Longstreet moves on and runs into Pickett and the other officers. Longstreet speaks with Armistead, who is disgusted by the fact that Fremantle thinks the Confederacy is fighting for slavery. Longstreet shrugs—he believes that the war is indeed about slavery, though that is not why he personally is fighting.

Armistead is old friends with Winfield Hancock, a Union general whom Longstreet fought earlier in the day. Armistead says that he had once vowed to Hancock that if he ever raised his hand against Hancock, then God may strike Armistead dead.

Eventually, the two men return to the party with the other officers, and forget their troubles for a few hours.

Summary—Chapter 6: Lee

Late evening, Confederate camp. Lee considers his options for the following day. He recalls how he had once vowed to defend the very land he was attacking, when he was part of the whole United States army. Lee reflects on his past, and he tries to decide what to do. He considers a retreat, but realizes he has never seen men fight well after a retreat. He also knows his own army will never be stronger.

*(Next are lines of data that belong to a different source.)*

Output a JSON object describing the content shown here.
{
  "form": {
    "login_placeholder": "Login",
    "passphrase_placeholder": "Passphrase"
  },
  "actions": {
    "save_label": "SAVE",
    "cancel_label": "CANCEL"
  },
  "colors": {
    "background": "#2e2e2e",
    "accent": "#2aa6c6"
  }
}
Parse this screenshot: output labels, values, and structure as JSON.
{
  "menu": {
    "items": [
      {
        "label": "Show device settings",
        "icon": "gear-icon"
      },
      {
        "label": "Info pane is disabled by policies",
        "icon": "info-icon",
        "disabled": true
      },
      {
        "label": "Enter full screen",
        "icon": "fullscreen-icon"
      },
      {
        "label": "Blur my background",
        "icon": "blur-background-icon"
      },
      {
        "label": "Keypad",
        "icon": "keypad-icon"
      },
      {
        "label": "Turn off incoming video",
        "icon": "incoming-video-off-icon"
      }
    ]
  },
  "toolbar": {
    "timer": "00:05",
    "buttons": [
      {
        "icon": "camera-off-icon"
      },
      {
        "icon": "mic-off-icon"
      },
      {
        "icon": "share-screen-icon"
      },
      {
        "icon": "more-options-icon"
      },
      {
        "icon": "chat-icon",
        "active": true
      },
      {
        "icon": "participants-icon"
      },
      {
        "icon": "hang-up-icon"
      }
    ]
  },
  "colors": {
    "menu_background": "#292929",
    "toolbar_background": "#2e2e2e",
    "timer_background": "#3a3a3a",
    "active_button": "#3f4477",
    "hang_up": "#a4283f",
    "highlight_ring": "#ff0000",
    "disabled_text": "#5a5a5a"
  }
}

Stuart appears, having been sent for by Lee. Lee gently but firmly chastises the cavalry leader for joyriding and leaving him blind. Stuart tries to resign from his commission, but Lee will not accept his resignation and tells him to get back to work.

An aide reports to Lee that Ewell’s camp is in much disorder because Ewell defers too much to Early. The aide tells Lee that Early and Ewell got the men moving very late, almost when Longstreet had finished his attack, thus ruining the plan to divide the Union’s forces. It occurs to Lee that he has attacked the Union on both sides. The smartest next move, he thinks, would be to attack in the center. He decides to send his forces in to the center of Cemetery Ridge and break the Union army in two, then send Stuart and his cavalry around to the rear to finish the job.

Analysis—July 2, 1863: Chapter 5–6

Chapter 5 again focuses on Longstreet, who has at this point become the protagonist of the novel. It is tragic that Longstreet is completely aware of how effective a defensive position would be, since it would likely have allowed his side to win the war. Shaara’s characterization of Longstreet is at times enigmatic. While we see much of the Confederate perspective through him, he is a grim and quiet man, prone to responding to his fellow officers with single syllables, shrugs, and grunts. He has strong feelings about what the army should do, but he has been weakened by the death of his children and the knowledge that Lee has no intention of attempting his defensive strategies. Longstreet can see the defeat approaching, but he makes no move to stand up to Lee. He often agrees that Lee’s plans could potentially work, though with heavy losses. His respect and admiration for Lee and for the chain of command is too strong for him to try and override Lee, and he knows Lee would ultimately censure him if necessary.

Shaara’s characterization of Longstreet is probably overly sympathetic. In the second half of the nineteenth century, many Americans—soldiers and historians alike—began to blame Longstreet for the failure at Gettysburg, especially after Longstreet wrote a book blaming Lee. The book gave Longstreet a negative reputation all through the early twentieth century, until some historians began to see Longstreet in a more positive light—particularly in what they believed was his anticipation of modern warfare. Shaara perhaps portrays Longstreet as knowing more about how to correctly conduct the war than he actually did. Longstreet proposes the swing to the southeast over and over to Lee, who stubbornly refuses. In the true history, Longstreet was probably not so persistent in pushing for defensive tactics, and Lee was probably not so obtuse in his decision not to follow them.